Little squirts, strangely enough, come in all shapes, ages, sizes, genders, races and what-not. These are the bullies who, through either ignorance or character flaw, just can’t seem to embrace the golden rule, that is, of doing unto others as they would have others do unto them. In an ideal world, we would all do better unto others than they would do unto us.

Alas, PREVNET, which identifies itself as “Canada’s authority on research and resources for bullying prevention,” reveals that 75 per cent of people say they’ve been affected by bullying, with victims suffering from headaches, depression, anxiety and of course sometimes much, much worse. Peers are present in 90 per cent of bullying incidents, but when peers intervene, most bullying incidents stop within 10 seconds.

Who knows? Maybe Xander’s bullies were, or are, bullied themselves.

About Xander, here’s the good stuff. Great stuff.

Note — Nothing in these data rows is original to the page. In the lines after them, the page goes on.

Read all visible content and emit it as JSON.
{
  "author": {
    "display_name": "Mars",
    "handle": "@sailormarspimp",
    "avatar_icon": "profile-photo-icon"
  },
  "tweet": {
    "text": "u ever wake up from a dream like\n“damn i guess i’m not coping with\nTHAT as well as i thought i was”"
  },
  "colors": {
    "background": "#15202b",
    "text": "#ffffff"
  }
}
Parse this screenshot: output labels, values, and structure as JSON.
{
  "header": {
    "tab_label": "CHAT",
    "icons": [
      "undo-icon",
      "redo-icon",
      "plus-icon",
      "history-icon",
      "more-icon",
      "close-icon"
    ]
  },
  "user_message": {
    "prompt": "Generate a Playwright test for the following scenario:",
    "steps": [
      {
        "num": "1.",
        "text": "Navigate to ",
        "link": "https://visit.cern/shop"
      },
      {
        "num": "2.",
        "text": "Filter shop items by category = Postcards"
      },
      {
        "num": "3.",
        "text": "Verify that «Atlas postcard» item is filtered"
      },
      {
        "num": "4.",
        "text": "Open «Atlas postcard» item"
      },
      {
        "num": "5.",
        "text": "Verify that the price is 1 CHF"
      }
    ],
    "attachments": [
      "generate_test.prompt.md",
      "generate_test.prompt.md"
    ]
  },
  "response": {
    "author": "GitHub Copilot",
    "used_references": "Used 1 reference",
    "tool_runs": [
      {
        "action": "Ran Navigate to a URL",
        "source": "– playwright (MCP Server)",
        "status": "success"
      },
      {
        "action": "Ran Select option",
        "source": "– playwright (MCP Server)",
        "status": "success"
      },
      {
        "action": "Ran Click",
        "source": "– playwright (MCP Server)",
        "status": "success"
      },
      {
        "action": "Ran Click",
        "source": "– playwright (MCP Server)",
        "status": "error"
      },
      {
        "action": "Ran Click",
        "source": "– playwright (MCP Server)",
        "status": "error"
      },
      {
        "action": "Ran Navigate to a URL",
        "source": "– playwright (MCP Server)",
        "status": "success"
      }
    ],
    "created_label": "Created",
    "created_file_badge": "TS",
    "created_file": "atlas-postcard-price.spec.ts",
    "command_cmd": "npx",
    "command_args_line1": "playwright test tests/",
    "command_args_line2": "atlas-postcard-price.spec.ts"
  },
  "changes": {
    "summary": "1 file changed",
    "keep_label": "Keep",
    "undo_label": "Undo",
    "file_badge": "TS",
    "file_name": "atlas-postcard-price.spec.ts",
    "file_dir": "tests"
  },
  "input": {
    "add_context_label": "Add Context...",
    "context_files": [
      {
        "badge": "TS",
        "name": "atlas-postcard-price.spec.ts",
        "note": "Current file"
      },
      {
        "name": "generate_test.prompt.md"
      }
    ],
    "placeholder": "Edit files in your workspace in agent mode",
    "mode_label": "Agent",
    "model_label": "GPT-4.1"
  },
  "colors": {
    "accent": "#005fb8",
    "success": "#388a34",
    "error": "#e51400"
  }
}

One recent Wednesday morning, a couple hundred burly, leather-clad bikers rumbled down the streets of Sydney on their hogs as though it were some kind of maritime Sturgis, with one of them carrying Xander as a passenger on the back of his motorcycle, enroute to Harbourside Elementary.

Once there, this small army of bikers escorted Xander straight up to the front door.

I would have loved to have seen it in person. I’ll bet jaws dropped, and almost certainly, I imagine, some water fell on the floor.

I reckon some bullies won’t be bullying anyone anymore.

And Xander, judging by the twinkle in his eye, now knows he is not alone and doesn’t need to take anyone’s guff.

A couple hundred guardian angels saw to that. Cool, or what?

So let it be done.